# WHAT YOU ARE ASKED TO DO:
Set the records down again in full, with every word kept.

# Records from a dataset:
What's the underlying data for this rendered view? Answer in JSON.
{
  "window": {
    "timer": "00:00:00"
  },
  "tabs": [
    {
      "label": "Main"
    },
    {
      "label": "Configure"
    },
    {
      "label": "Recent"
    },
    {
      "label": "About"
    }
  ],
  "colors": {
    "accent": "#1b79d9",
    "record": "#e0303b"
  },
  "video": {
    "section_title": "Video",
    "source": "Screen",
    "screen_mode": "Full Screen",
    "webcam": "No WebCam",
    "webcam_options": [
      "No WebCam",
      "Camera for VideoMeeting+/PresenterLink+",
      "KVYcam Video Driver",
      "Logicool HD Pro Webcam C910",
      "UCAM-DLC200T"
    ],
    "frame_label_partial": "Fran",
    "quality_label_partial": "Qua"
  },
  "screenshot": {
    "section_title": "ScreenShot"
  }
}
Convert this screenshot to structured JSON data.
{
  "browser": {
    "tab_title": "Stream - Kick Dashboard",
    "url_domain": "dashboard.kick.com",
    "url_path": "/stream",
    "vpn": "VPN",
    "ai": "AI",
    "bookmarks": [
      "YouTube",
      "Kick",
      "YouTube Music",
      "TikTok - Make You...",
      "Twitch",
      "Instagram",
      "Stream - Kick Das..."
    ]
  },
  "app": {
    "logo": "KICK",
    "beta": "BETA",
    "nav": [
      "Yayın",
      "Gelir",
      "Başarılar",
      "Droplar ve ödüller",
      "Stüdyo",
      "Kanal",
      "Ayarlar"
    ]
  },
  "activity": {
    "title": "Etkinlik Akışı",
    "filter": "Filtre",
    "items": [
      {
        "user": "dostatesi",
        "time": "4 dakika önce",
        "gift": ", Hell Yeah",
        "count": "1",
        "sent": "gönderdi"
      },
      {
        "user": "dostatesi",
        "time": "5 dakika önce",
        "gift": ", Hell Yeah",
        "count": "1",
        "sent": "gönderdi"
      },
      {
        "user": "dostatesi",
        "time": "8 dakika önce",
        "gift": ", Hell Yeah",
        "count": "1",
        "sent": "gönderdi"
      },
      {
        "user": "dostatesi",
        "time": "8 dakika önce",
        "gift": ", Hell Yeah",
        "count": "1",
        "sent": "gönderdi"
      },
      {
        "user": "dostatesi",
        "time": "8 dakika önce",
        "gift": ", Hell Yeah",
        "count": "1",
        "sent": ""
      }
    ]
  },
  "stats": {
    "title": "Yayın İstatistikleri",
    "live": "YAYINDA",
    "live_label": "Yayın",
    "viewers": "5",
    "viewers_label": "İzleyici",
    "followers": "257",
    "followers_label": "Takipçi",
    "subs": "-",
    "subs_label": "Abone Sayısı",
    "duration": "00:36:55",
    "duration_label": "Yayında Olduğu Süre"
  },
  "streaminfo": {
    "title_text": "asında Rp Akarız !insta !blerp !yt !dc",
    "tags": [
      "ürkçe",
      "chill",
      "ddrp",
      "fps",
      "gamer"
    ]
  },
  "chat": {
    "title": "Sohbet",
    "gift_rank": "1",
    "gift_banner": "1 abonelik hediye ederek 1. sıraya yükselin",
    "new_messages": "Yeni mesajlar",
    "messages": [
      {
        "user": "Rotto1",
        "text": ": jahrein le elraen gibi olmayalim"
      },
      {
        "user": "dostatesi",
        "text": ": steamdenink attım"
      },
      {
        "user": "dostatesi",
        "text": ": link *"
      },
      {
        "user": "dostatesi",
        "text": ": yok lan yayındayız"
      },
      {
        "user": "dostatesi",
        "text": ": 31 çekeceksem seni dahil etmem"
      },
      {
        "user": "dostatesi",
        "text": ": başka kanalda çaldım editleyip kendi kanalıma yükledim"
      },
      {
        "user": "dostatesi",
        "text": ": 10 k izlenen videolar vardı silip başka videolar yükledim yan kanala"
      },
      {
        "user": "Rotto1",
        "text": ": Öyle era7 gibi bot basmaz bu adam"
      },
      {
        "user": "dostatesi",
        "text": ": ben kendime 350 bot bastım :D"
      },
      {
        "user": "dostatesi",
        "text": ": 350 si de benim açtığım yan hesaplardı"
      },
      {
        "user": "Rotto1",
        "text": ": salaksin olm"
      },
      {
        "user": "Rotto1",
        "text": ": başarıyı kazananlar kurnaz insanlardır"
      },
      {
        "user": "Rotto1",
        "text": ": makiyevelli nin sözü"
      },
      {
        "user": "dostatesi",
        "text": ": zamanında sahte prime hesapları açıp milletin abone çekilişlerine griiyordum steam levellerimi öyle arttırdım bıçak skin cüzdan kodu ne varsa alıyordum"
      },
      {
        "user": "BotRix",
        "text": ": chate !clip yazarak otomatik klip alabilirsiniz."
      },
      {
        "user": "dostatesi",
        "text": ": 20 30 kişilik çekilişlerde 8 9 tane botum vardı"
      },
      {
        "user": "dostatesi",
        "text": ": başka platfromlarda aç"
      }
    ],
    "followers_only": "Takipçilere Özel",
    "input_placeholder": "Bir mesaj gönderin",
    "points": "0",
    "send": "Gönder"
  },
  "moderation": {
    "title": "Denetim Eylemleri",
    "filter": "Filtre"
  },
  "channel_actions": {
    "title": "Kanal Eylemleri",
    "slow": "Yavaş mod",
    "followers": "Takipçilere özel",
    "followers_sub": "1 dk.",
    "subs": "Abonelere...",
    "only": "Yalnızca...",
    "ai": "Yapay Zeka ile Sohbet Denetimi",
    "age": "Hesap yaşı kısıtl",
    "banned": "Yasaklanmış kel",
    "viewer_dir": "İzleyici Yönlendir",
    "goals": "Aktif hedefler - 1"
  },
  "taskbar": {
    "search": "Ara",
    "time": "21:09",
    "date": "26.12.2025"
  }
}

# OUTPUT:
What's the underlying data for this rendered view? Answer in JSON.
{
  "window": {
    "timer": "00:00:00"
  },
  "tabs": [
    {
      "label": "Main"
    },
    {
      "label": "Configure"
    },
    {
      "label": "Recent"
    },
    {
      "label": "About"
    }
  ],
  "colors": {
    "accent": "#1b79d9",
    "record": "#e0303b"
  },
  "video": {
    "section_title": "Video",
    "source": "Screen",
    "screen_mode": "Full Screen",
    "webcam": "No WebCam",
    "webcam_options": [
      "No WebCam",
      "Camera for VideoMeeting+/PresenterLink+",
      "KVYcam Video Driver",
      "Logicool HD Pro Webcam C910",
      "UCAM-DLC200T"
    ],
    "frame_label_partial": "Fran",
    "quality_label_partial": "Qua"
  },
  "screenshot": {
    "section_title": "ScreenShot"
  }
}
Convert this screenshot to structured JSON data.
{
  "browser": {
    "tab_title": "Stream - Kick Dashboard",
    "url_domain": "dashboard.kick.com",
    "url_path": "/stream",
    "vpn": "VPN",
    "ai": "AI",
    "bookmarks": [
      "YouTube",
      "Kick",
      "YouTube Music",
      "TikTok - Make You...",
      "Twitch",
      "Instagram",
      "Stream - Kick Das..."
    ]
  },
  "app": {
    "logo": "KICK",
    "beta": "BETA",
    "nav": [
      "Yayın",
      "Gelir",
      "Başarılar",
      "Droplar ve ödüller",
      "Stüdyo",
      "Kanal",
      "Ayarlar"
    ]
  },
  "activity": {
    "title": "Etkinlik Akışı",
    "filter": "Filtre",
    "items": [
      {
        "user": "dostatesi",
        "time": "4 dakika önce",
        "gift": ", Hell Yeah",
        "count": "1",
        "sent": "gönderdi"
      },
      {
        "user": "dostatesi",
        "time": "5 dakika önce",
        "gift": ", Hell Yeah",
        "count": "1",
        "sent": "gönderdi"
      },
      {
        "user": "dostatesi",
        "time": "8 dakika önce",
        "gift": ", Hell Yeah",
        "count": "1",
        "sent": "gönderdi"
      },
      {
        "user": "dostatesi",
        "time": "8 dakika önce",
        "gift": ", Hell Yeah",
        "count": "1",
        "sent": "gönderdi"
      },
      {
        "user": "dostatesi",
        "time": "8 dakika önce",
        "gift": ", Hell Yeah",
        "count": "1",
        "sent": ""
      }
    ]
  },
  "stats": {
    "title": "Yayın İstatistikleri",
    "live": "YAYINDA",
    "live_label": "Yayın",
    "viewers": "5",
    "viewers_label": "İzleyici",
    "followers": "257",
    "followers_label": "Takipçi",
    "subs": "-",
    "subs_label": "Abone Sayısı",
    "duration": "00:36:55",
    "duration_label": "Yayında Olduğu Süre"
  },
  "streaminfo": {
    "title_text": "asında Rp Akarız !insta !blerp !yt !dc",
    "tags": [
      "ürkçe",
      "chill",
      "ddrp",
      "fps",
      "gamer"
    ]
  },
  "chat": {
    "title": "Sohbet",
    "gift_rank": "1",
    "gift_banner": "1 abonelik hediye ederek 1. sıraya yükselin",
    "new_messages": "Yeni mesajlar",
    "messages": [
      {
        "user": "Rotto1",
        "text": ": jahrein le elraen gibi olmayalim"
      },
      {
        "user": "dostatesi",
        "text": ": steamdenink attım"
      },
      {
        "user": "dostatesi",
        "text": ": link *"
      },
      {
        "user": "dostatesi",
        "text": ": yok lan yayındayız"
      },
      {
        "user": "dostatesi",
        "text": ": 31 çekeceksem seni dahil etmem"
      },
      {
        "user": "dostatesi",
        "text": ": başka kanalda çaldım editleyip kendi kanalıma yükledim"
      },
      {
        "user": "dostatesi",
        "text": ": 10 k izlenen videolar vardı silip başka videolar yükledim yan kanala"
      },
      {
        "user": "Rotto1",
        "text": ": Öyle era7 gibi bot basmaz bu adam"
      },
      {
        "user": "dostatesi",
        "text": ": ben kendime 350 bot bastım :D"
      },
      {
        "user": "dostatesi",
        "text": ": 350 si de benim açtığım yan hesaplardı"
      },
      {
        "user": "Rotto1",
        "text": ": salaksin olm"
      },
      {
        "user": "Rotto1",
        "text": ": başarıyı kazananlar kurnaz insanlardır"
      },
      {
        "user": "Rotto1",
        "text": ": makiyevelli nin sözü"
      },
      {
        "user": "dostatesi",
        "text": ": zamanında sahte prime hesapları açıp milletin abone çekilişlerine griiyordum steam levellerimi öyle arttırdım bıçak skin cüzdan kodu ne varsa alıyordum"
      },
      {
        "user": "BotRix",
        "text": ": chate !clip yazarak otomatik klip alabilirsiniz."
      },
      {
        "user": "dostatesi",
        "text": ": 20 30 kişilik çekilişlerde 8 9 tane botum vardı"
      },
      {
        "user": "dostatesi",
        "text": ": başka platfromlarda aç"
      }
    ],
    "followers_only": "Takipçilere Özel",
    "input_placeholder": "Bir mesaj gönderin",
    "points": "0",
    "send": "Gönder"
  },
  "moderation": {
    "title": "Denetim Eylemleri",
    "filter": "Filtre"
  },
  "channel_actions": {
    "title": "Kanal Eylemleri",
    "slow": "Yavaş mod",
    "followers": "Takipçilere özel",
    "followers_sub": "1 dk.",
    "subs": "Abonelere...",
    "only": "Yalnızca...",
    "ai": "Yapay Zeka ile Sohbet Denetimi",
    "age": "Hesap yaşı kısıtl",
    "banned": "Yasaklanmış kel",
    "viewer_dir": "İzleyici Yönlendir",
    "goals": "Aktif hedefler - 1"
  },
  "taskbar": {
    "search": "Ara",
    "time": "21:09",
    "date": "26.12.2025"
  }
}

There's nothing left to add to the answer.